* _Instructions to follow_
Write out the records beneath this line exactly as they appear, minus any images.

START Supplied entries

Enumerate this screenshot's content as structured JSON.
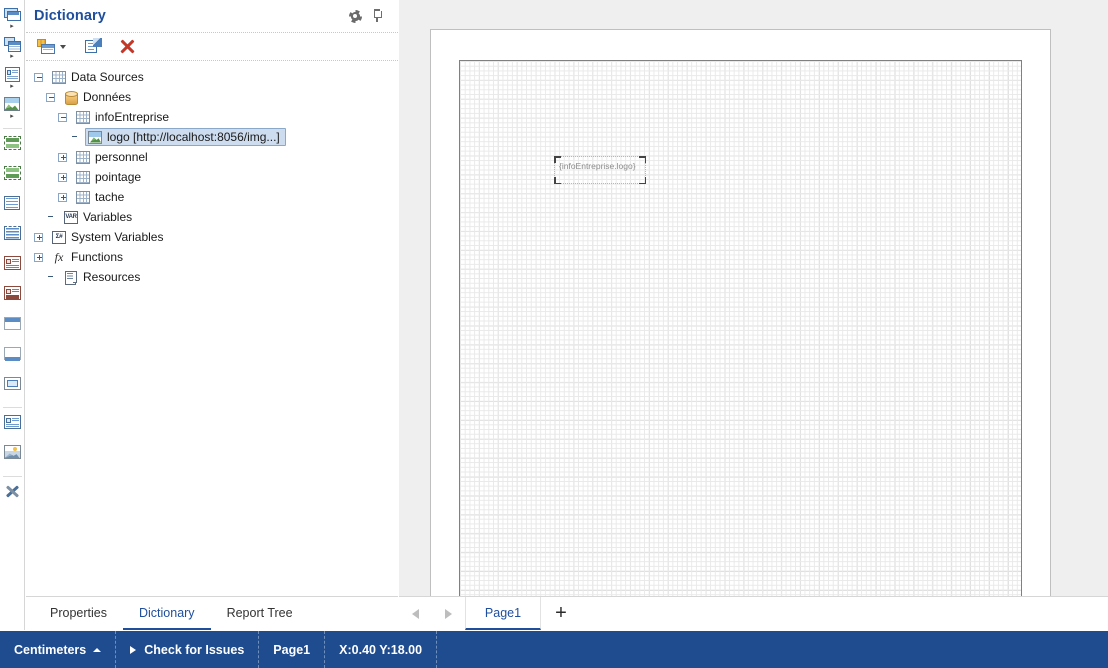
{
  "panel": {
    "title": "Dictionary",
    "header_buttons": [
      {
        "name": "gear-icon",
        "title": "Settings"
      },
      {
        "name": "pin-icon",
        "title": "Pin"
      }
    ],
    "toolbar": [
      {
        "name": "new-item-button",
        "title": "New Item"
      },
      {
        "name": "edit-button",
        "title": "Edit"
      },
      {
        "name": "delete-button",
        "title": "Delete"
      }
    ],
    "tabs": [
      {
        "label": "Properties",
        "active": false
      },
      {
        "label": "Dictionary",
        "active": true
      },
      {
        "label": "Report Tree",
        "active": false
      }
    ]
  },
  "tree": [
    {
      "label": "Data Sources",
      "indent": 0,
      "expander": "minus",
      "icon": "table",
      "selected": false
    },
    {
      "label": "Données",
      "indent": 1,
      "expander": "minus",
      "icon": "db",
      "selected": false
    },
    {
      "label": "infoEntreprise",
      "indent": 2,
      "expander": "minus",
      "icon": "table",
      "selected": false
    },
    {
      "label": "logo [http://localhost:8056/img...]",
      "indent": 3,
      "expander": "none",
      "icon": "image",
      "selected": true
    },
    {
      "label": "personnel",
      "indent": 2,
      "expander": "plus",
      "icon": "table",
      "selected": false
    },
    {
      "label": "pointage",
      "indent": 2,
      "expander": "plus",
      "icon": "table",
      "selected": false
    },
    {
      "label": "tache",
      "indent": 2,
      "expander": "plus",
      "icon": "table",
      "selected": false
    },
    {
      "label": "Variables",
      "indent": 1,
      "expander": "none",
      "icon": "var",
      "selected": false,
      "icon_text": "VAR"
    },
    {
      "label": "System Variables",
      "indent": 0,
      "expander": "plus",
      "icon": "sysvar",
      "selected": false,
      "icon_text": "Σ#"
    },
    {
      "label": "Functions",
      "indent": 0,
      "expander": "plus",
      "icon": "fx",
      "selected": false,
      "icon_text": "fx"
    },
    {
      "label": "Resources",
      "indent": 1,
      "expander": "none",
      "icon": "resource",
      "selected": false
    }
  ],
  "toolbox": [
    {
      "name": "report-band-tool",
      "arrow": true
    },
    {
      "name": "data-band-tool",
      "arrow": true
    },
    {
      "name": "card-tool",
      "arrow": true
    },
    {
      "name": "image-band-tool",
      "arrow": true
    },
    {
      "name": "header-band-tool",
      "arrow": false
    },
    {
      "name": "footer-band-tool",
      "arrow": false
    },
    {
      "name": "page-header-tool",
      "arrow": false
    },
    {
      "name": "text-block-tool",
      "arrow": false
    },
    {
      "name": "group-header-tool",
      "arrow": false
    },
    {
      "name": "group-footer-tool",
      "arrow": false
    },
    {
      "name": "panel-top-tool",
      "arrow": false
    },
    {
      "name": "panel-bottom-tool",
      "arrow": false
    },
    {
      "name": "child-band-tool",
      "arrow": false
    },
    {
      "name": "text-component-tool",
      "arrow": false
    },
    {
      "name": "image-component-tool",
      "arrow": false
    },
    {
      "name": "tools-tool",
      "arrow": false
    }
  ],
  "canvas": {
    "placeholder_text": "{infoEntreprise.logo}"
  },
  "pagebar": {
    "prev_label": "Previous page",
    "next_label": "Next page",
    "tabs": [
      {
        "label": "Page1",
        "active": true
      }
    ],
    "add_label": "+"
  },
  "statusbar": {
    "units": "Centimeters",
    "check_issues": "Check for Issues",
    "page": "Page1",
    "coords": "X:0.40 Y:18.00"
  },
  "colors": {
    "accent": "#1f4e9c",
    "statusbar": "#1f4b8f",
    "selection": "#cddcee",
    "canvas_bg": "#efefef"
  }
}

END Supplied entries

* _Exercise output_
Enumerate this screenshot's content as structured JSON.
{
  "panel": {
    "title": "Dictionary",
    "header_buttons": [
      {
        "name": "gear-icon",
        "title": "Settings"
      },
      {
        "name": "pin-icon",
        "title": "Pin"
      }
    ],
    "toolbar": [
      {
        "name": "new-item-button",
        "title": "New Item"
      },
      {
        "name": "edit-button",
        "title": "Edit"
      },
      {
        "name": "delete-button",
        "title": "Delete"
      }
    ],
    "tabs": [
      {
        "label": "Properties",
        "active": false
      },
      {
        "label": "Dictionary",
        "active": true
      },
      {
        "label": "Report Tree",
        "active": false
      }
    ]
  },
  "tree": [
    {
      "label": "Data Sources",
      "indent": 0,
      "expander": "minus",
      "icon": "table",
      "selected": false
    },
    {
      "label": "Données",
      "indent": 1,
      "expander": "minus",
      "icon": "db",
      "selected": false
    },
    {
      "label": "infoEntreprise",
      "indent": 2,
      "expander": "minus",
      "icon": "table",
      "selected": false
    },
    {
      "label": "logo [http://localhost:8056/img...]",
      "indent": 3,
      "expander": "none",
      "icon": "image",
      "selected": true
    },
    {
      "label": "personnel",
      "indent": 2,
      "expander": "plus",
      "icon": "table",
      "selected": false
    },
    {
      "label": "pointage",
      "indent": 2,
      "expander": "plus",
      "icon": "table",
      "selected": false
    },
    {
      "label": "tache",
      "indent": 2,
      "expander": "plus",
      "icon": "table",
      "selected": false
    },
    {
      "label": "Variables",
      "indent": 1,
      "expander": "none",
      "icon": "var",
      "selected": false,
      "icon_text": "VAR"
    },
    {
      "label": "System Variables",
      "indent": 0,
      "expander": "plus",
      "icon": "sysvar",
      "selected": false,
      "icon_text": "Σ#"
    },
    {
      "label": "Functions",
      "indent": 0,
      "expander": "plus",
      "icon": "fx",
      "selected": false,
      "icon_text": "fx"
    },
    {
      "label": "Resources",
      "indent": 1,
      "expander": "none",
      "icon": "resource",
      "selected": false
    }
  ],
  "toolbox": [
    {
      "name": "report-band-tool",
      "arrow": true
    },
    {
      "name": "data-band-tool",
      "arrow": true
    },
    {
      "name": "card-tool",
      "arrow": true
    },
    {
      "name": "image-band-tool",
      "arrow": true
    },
    {
      "name": "header-band-tool",
      "arrow": false
    },
    {
      "name": "footer-band-tool",
      "arrow": false
    },
    {
      "name": "page-header-tool",
      "arrow": false
    },
    {
      "name": "text-block-tool",
      "arrow": false
    },
    {
      "name": "group-header-tool",
      "arrow": false
    },
    {
      "name": "group-footer-tool",
      "arrow": false
    },
    {
      "name": "panel-top-tool",
      "arrow": false
    },
    {
      "name": "panel-bottom-tool",
      "arrow": false
    },
    {
      "name": "child-band-tool",
      "arrow": false
    },
    {
      "name": "text-component-tool",
      "arrow": false
    },
    {
      "name": "image-component-tool",
      "arrow": false
    },
    {
      "name": "tools-tool",
      "arrow": false
    }
  ],
  "canvas": {
    "placeholder_text": "{infoEntreprise.logo}"
  },
  "pagebar": {
    "prev_label": "Previous page",
    "next_label": "Next page",
    "tabs": [
      {
        "label": "Page1",
        "active": true
      }
    ],
    "add_label": "+"
  },
  "statusbar": {
    "units": "Centimeters",
    "check_issues": "Check for Issues",
    "page": "Page1",
    "coords": "X:0.40 Y:18.00"
  },
  "colors": {
    "accent": "#1f4e9c",
    "statusbar": "#1f4b8f",
    "selection": "#cddcee",
    "canvas_bg": "#efefef"
  }
}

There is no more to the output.